Workforce reforms are in danger of reaching this point. The Rewards and Incentives Group's latest proposals to free teachers from all "non-teaching" duties, including assembly and pastoral care, may represent that step too far.
What is a "non-teaching duty", and is it the same in a secondary school as in a primary? Does the absence of the biggest representatives of the primary sector - the National Union of Teachers and the National Association of Head Teachers - at the negotiating table mean these distinctions have been forgotten?
The younger the child, the more difficult it is to distinguish between pastoral care and education. In the foundation stage and the infant curriculum, learning to share, building relationships, developing respect among the children and between teacher and child are all central. Would a primary teacher hand over circle time, when children share their ideas and worries, to someone else?
Yet again, government education policies are in conflict with each other.

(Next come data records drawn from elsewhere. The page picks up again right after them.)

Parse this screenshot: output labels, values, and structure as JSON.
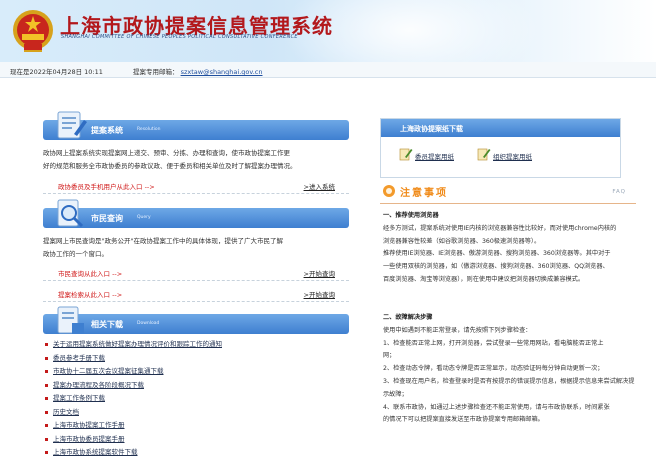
{
  "header": {
    "title": "上海市政协提案信息管理系统",
    "subtitle": "SHANGHAI COMMITTEE OF CHINESE PEOPLES POLITICAL CONSULTATIVE CONFERENCE"
  },
  "infobar": {
    "date_text": "现在是2022年04月28日 10:11",
    "email_label": "提案专用邮箱：",
    "email": "szxtaw@shanghai.gov.cn"
  },
  "proposal_system": {
    "title": "提案系统",
    "title_en": "Resolution",
    "desc_line1": "政协网上提案系统实现提案网上递交、预审、分拣、办理和查询，使市政协提案工作更",
    "desc_line2": "好的规范和服务全市政协委员的参政议政、便于委员和相关单位及时了解提案办理情况。",
    "entry_label": "政协委员及手机用户从此入口 -->",
    "entry_link": ">进入系统"
  },
  "public_query": {
    "title": "市民查询",
    "title_en": "Query",
    "desc_line1": "提案网上市民查询是\"政务公开\"在政协提案工作中的具体体现，提供了广大市民了解",
    "desc_line2": "政协工作的一个窗口。",
    "entry1_label": "市民查询从此入口 -->",
    "entry1_link": ">开始查询",
    "entry2_label": "提案检索从此入口 -->",
    "entry2_link": ">开始查询"
  },
  "downloads": {
    "title": "相关下载",
    "title_en": "Download",
    "items": [
      "关于运用提案系统做好提案办理情况评价和跟踪工作的通知",
      "委员参考手册下载",
      "市政协十二届五次会议提案征集通下载",
      "提案办理流程及各阶段概况下载",
      "提案工作条例下载",
      "历史文档",
      "上海市政协提案工作手册",
      "上海市政协委员提案手册",
      "上海市政协系统提案软件下载"
    ]
  },
  "right_download": {
    "title": "上海政协提案纸下载",
    "file1": "委员提案用纸",
    "file2": "组织提案用纸"
  },
  "notice": {
    "title": "注意事项",
    "faq": "FAQ",
    "section1_title": "一、推荐使用浏览器",
    "section1_lines": [
      "经多方测试，提案系统对使用IE内核的浏览器兼容性比较好，而对使用chrome内核的",
      "浏览器兼容性较差（如谷歌浏览器、360极速浏览器等）。",
      "推荐使用IE浏览器、IE浏览器、傲游浏览器、搜狗浏览器、360浏览器等。其中对于",
      "一些使用双核的浏览器，如（傲游浏览器、搜狗浏览器、360浏览器、QQ浏览器、",
      "百度浏览器、淘宝等浏览器），则在使用中建议把浏览器切换成兼容模式。"
    ],
    "section2_title": "二、故障解决步骤",
    "section2_lines": [
      "使用中如遇到不能正常登录，请先按照下列步骤检查：",
      "1、检查能否正常上网，打开浏览器，尝试登录一些常用网站，看电脑能否正常上",
      "网；",
      "2、检查动态令牌，看动态令牌是否正常显示，动态验证码每分钟自动更新一次；",
      "3、检查现在用户名，检查登录时是否有按提示的错误提示信息，根据提示信息来尝试解决提示故障；",
      "4、联系市政协，如通过上述步骤检查还不能正常使用，请与市政协联系，时间紧张",
      "的情况下可以把提案直接发送至市政协提案专用邮箱邮箱。"
    ]
  },
  "colors": {
    "title_red": "#b3181c",
    "bar_blue": "#3e7fd0",
    "entry_red": "#d01818",
    "notice_orange": "#f08a18"
  }
}
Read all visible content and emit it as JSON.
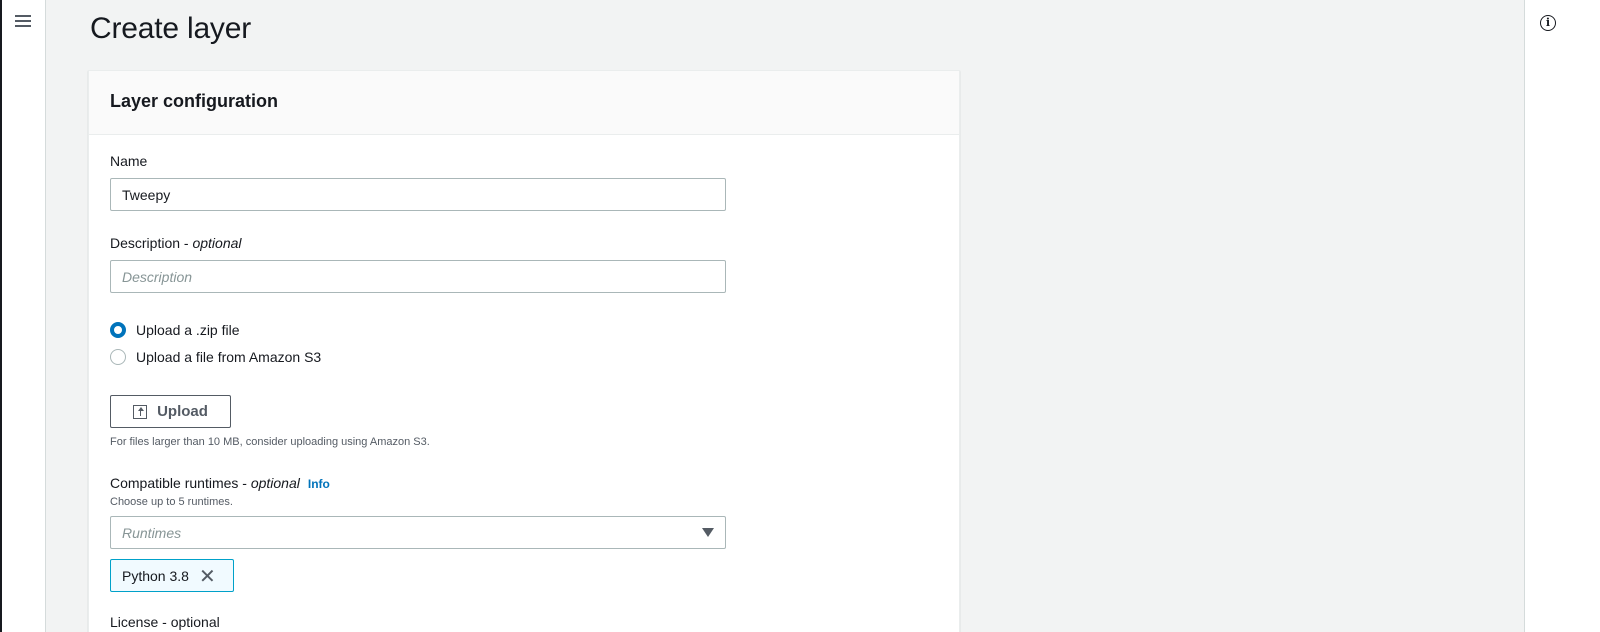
{
  "page": {
    "title": "Create layer"
  },
  "icons": {
    "menu": "hamburger-menu-icon",
    "info": "info-circle-icon",
    "upload": "upload-icon",
    "remove": "close-icon",
    "dropdown": "caret-down-icon"
  },
  "panel": {
    "title": "Layer configuration",
    "name": {
      "label": "Name",
      "value": "Tweepy"
    },
    "description": {
      "label": "Description - ",
      "optional": "optional",
      "placeholder": "Description",
      "value": ""
    },
    "upload_options": [
      {
        "label": "Upload a .zip file",
        "selected": true
      },
      {
        "label": "Upload a file from Amazon S3",
        "selected": false
      }
    ],
    "upload_button": "Upload",
    "upload_hint": "For files larger than 10 MB, consider uploading using Amazon S3.",
    "runtimes": {
      "label": "Compatible runtimes - ",
      "optional": "optional",
      "info": "Info",
      "hint": "Choose up to 5 runtimes.",
      "placeholder": "Runtimes",
      "selected": [
        "Python 3.8"
      ]
    },
    "next_label_partial": "License - optional"
  },
  "colors": {
    "accent": "#0073bb",
    "token_border": "#00a1c9",
    "token_bg": "#f1faff",
    "page_bg": "#f2f3f3",
    "text": "#16191f"
  }
}
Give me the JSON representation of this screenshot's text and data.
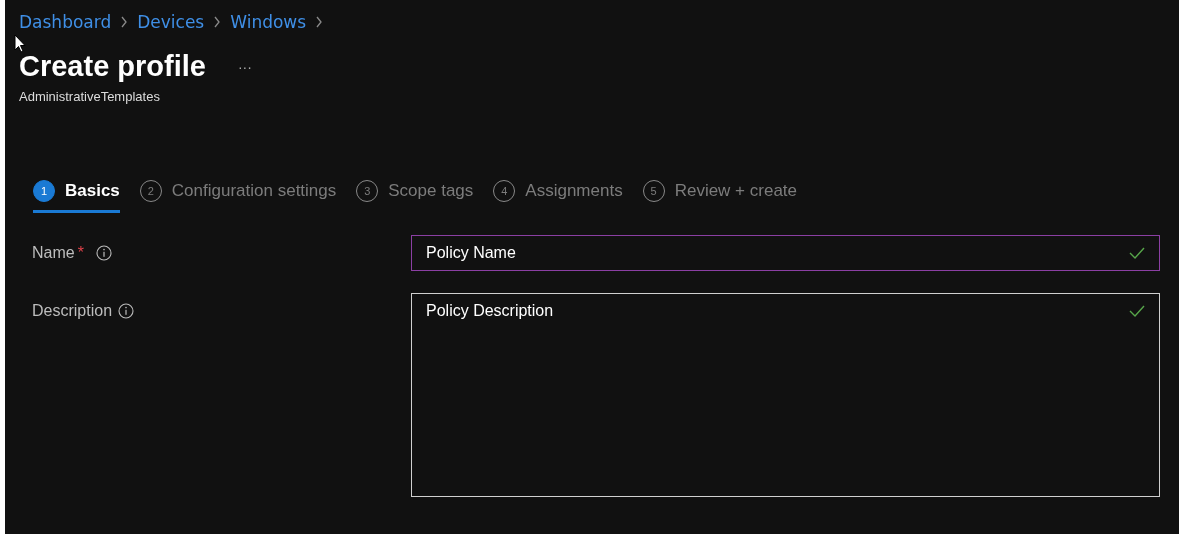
{
  "breadcrumb": [
    "Dashboard",
    "Devices",
    "Windows"
  ],
  "title": "Create profile",
  "more": "···",
  "subtitle": "AdministrativeTemplates",
  "tabs": [
    {
      "number": "1",
      "label": "Basics",
      "selected": true
    },
    {
      "number": "2",
      "label": "Configuration settings",
      "selected": false
    },
    {
      "number": "3",
      "label": "Scope tags",
      "selected": false
    },
    {
      "number": "4",
      "label": "Assignments",
      "selected": false
    },
    {
      "number": "5",
      "label": "Review + create",
      "selected": false
    }
  ],
  "fields": [
    {
      "kind": "input",
      "label": "Name",
      "required_mark": "*",
      "value": "Policy Name",
      "focused": true,
      "valid": true
    },
    {
      "kind": "textarea",
      "label": "Description",
      "value": "Policy Description",
      "focused": false,
      "valid": true
    }
  ]
}
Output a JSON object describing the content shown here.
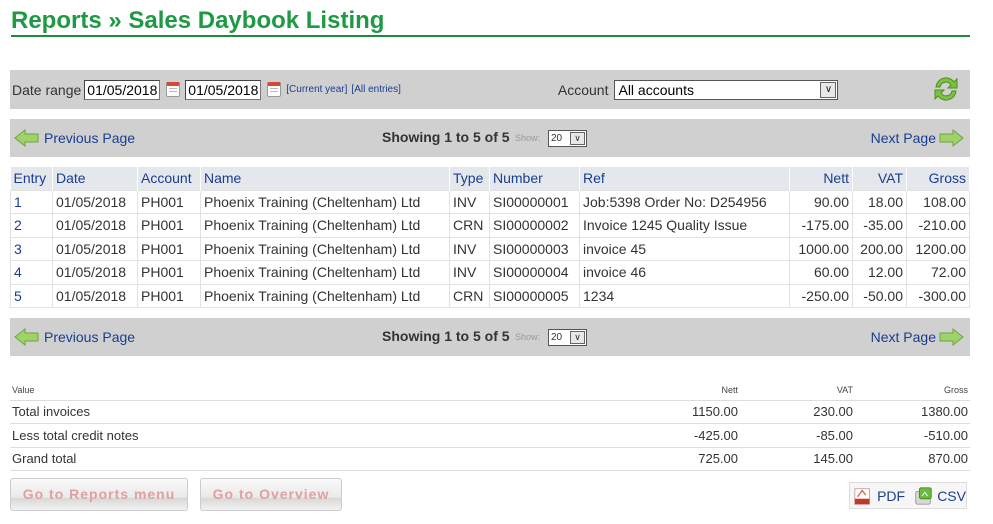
{
  "page": {
    "title": "Reports » Sales Daybook Listing"
  },
  "filters": {
    "date_range_label": "Date range",
    "date_from": "01/05/2018",
    "date_to": "01/05/2018",
    "current_year_link": "[Current year]",
    "all_entries_link": "[All entries]",
    "account_label": "Account",
    "account_selected": "All accounts",
    "refresh_icon": "refresh-icon"
  },
  "pager": {
    "previous_label": "Previous Page",
    "next_label": "Next Page",
    "showing_text": "Showing 1 to 5 of 5",
    "show_label": "Show:",
    "show_value": "20"
  },
  "table": {
    "columns": [
      "Entry",
      "Date",
      "Account",
      "Name",
      "Type",
      "Number",
      "Ref",
      "Nett",
      "VAT",
      "Gross"
    ],
    "rows": [
      {
        "entry": "1",
        "date": "01/05/2018",
        "account": "PH001",
        "name": "Phoenix Training (Cheltenham) Ltd",
        "type": "INV",
        "number": "SI00000001",
        "ref": "Job:5398 Order No: D254956",
        "nett": "90.00",
        "vat": "18.00",
        "gross": "108.00"
      },
      {
        "entry": "2",
        "date": "01/05/2018",
        "account": "PH001",
        "name": "Phoenix Training (Cheltenham) Ltd",
        "type": "CRN",
        "number": "SI00000002",
        "ref": "Invoice 1245 Quality Issue",
        "nett": "-175.00",
        "vat": "-35.00",
        "gross": "-210.00"
      },
      {
        "entry": "3",
        "date": "01/05/2018",
        "account": "PH001",
        "name": "Phoenix Training (Cheltenham) Ltd",
        "type": "INV",
        "number": "SI00000003",
        "ref": "invoice 45",
        "nett": "1000.00",
        "vat": "200.00",
        "gross": "1200.00"
      },
      {
        "entry": "4",
        "date": "01/05/2018",
        "account": "PH001",
        "name": "Phoenix Training (Cheltenham) Ltd",
        "type": "INV",
        "number": "SI00000004",
        "ref": "invoice 46",
        "nett": "60.00",
        "vat": "12.00",
        "gross": "72.00"
      },
      {
        "entry": "5",
        "date": "01/05/2018",
        "account": "PH001",
        "name": "Phoenix Training (Cheltenham) Ltd",
        "type": "CRN",
        "number": "SI00000005",
        "ref": "1234",
        "nett": "-250.00",
        "vat": "-50.00",
        "gross": "-300.00"
      }
    ]
  },
  "totals": {
    "columns": [
      "Value",
      "Nett",
      "VAT",
      "Gross"
    ],
    "rows": [
      {
        "label": "Total invoices",
        "nett": "1150.00",
        "vat": "230.00",
        "gross": "1380.00"
      },
      {
        "label": "Less total credit notes",
        "nett": "-425.00",
        "vat": "-85.00",
        "gross": "-510.00"
      },
      {
        "label": "Grand total",
        "nett": "725.00",
        "vat": "145.00",
        "gross": "870.00"
      }
    ]
  },
  "actions": {
    "reports_menu": "Go to Reports menu",
    "overview": "Go to Overview",
    "pdf": "PDF",
    "csv": "CSV"
  },
  "colors": {
    "title_green": "#1e9a44",
    "link_blue": "#1a3e8f",
    "bar_gray": "#d0d0d0"
  }
}
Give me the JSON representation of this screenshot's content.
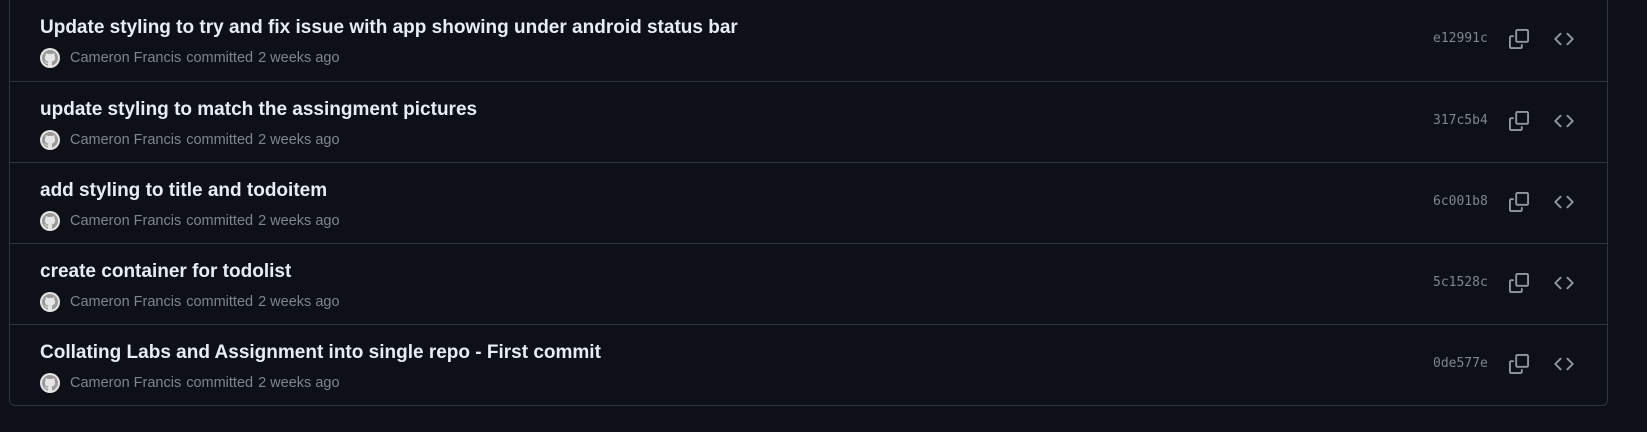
{
  "commits": [
    {
      "title": "Update styling to try and fix issue with app showing under android status bar",
      "author": "Cameron Francis",
      "action": "committed",
      "time": "2 weeks ago",
      "sha": "e12991c"
    },
    {
      "title": "update styling to match the assingment pictures",
      "author": "Cameron Francis",
      "action": "committed",
      "time": "2 weeks ago",
      "sha": "317c5b4"
    },
    {
      "title": "add styling to title and todoitem",
      "author": "Cameron Francis",
      "action": "committed",
      "time": "2 weeks ago",
      "sha": "6c001b8"
    },
    {
      "title": "create container for todolist",
      "author": "Cameron Francis",
      "action": "committed",
      "time": "2 weeks ago",
      "sha": "5c1528c"
    },
    {
      "title": "Collating Labs and Assignment into single repo - First commit",
      "author": "Cameron Francis",
      "action": "committed",
      "time": "2 weeks ago",
      "sha": "0de577e"
    }
  ],
  "icons": {
    "avatar": "github-avatar-icon",
    "copy": "copy-icon",
    "browse": "code-icon"
  },
  "colors": {
    "background": "#0d1117",
    "border": "#30363d",
    "title": "#e6edf3",
    "muted": "#7d8590"
  }
}
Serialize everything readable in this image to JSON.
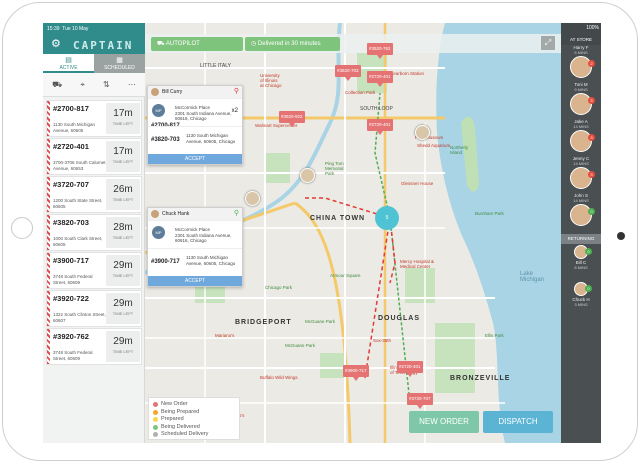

The Children's Workforce Strategy, currently out to consultation, calls for more trained teachers for the under-fives and says they should have "a good understanding of child development and learning". Is there a cut-off point when a child no longer needs this combination from the same teacher? If there is one, surely it is not at age five. And what about assemblies? Virtually all primary schools and some secondaries use them to create a sense of community. They give children a chance to share their achievements with the whole school, and pupils often work for weeks with their teachers on impressive presentations. Can this be separated from other teaching? And what message would teachers' non-attendance give to the children? The School Teachers' Review Body needs to think hard about the implications of these proposals. Does this country want our primary teachers to be like the pedagogues of Europe, who only teach subjects? We say "Non".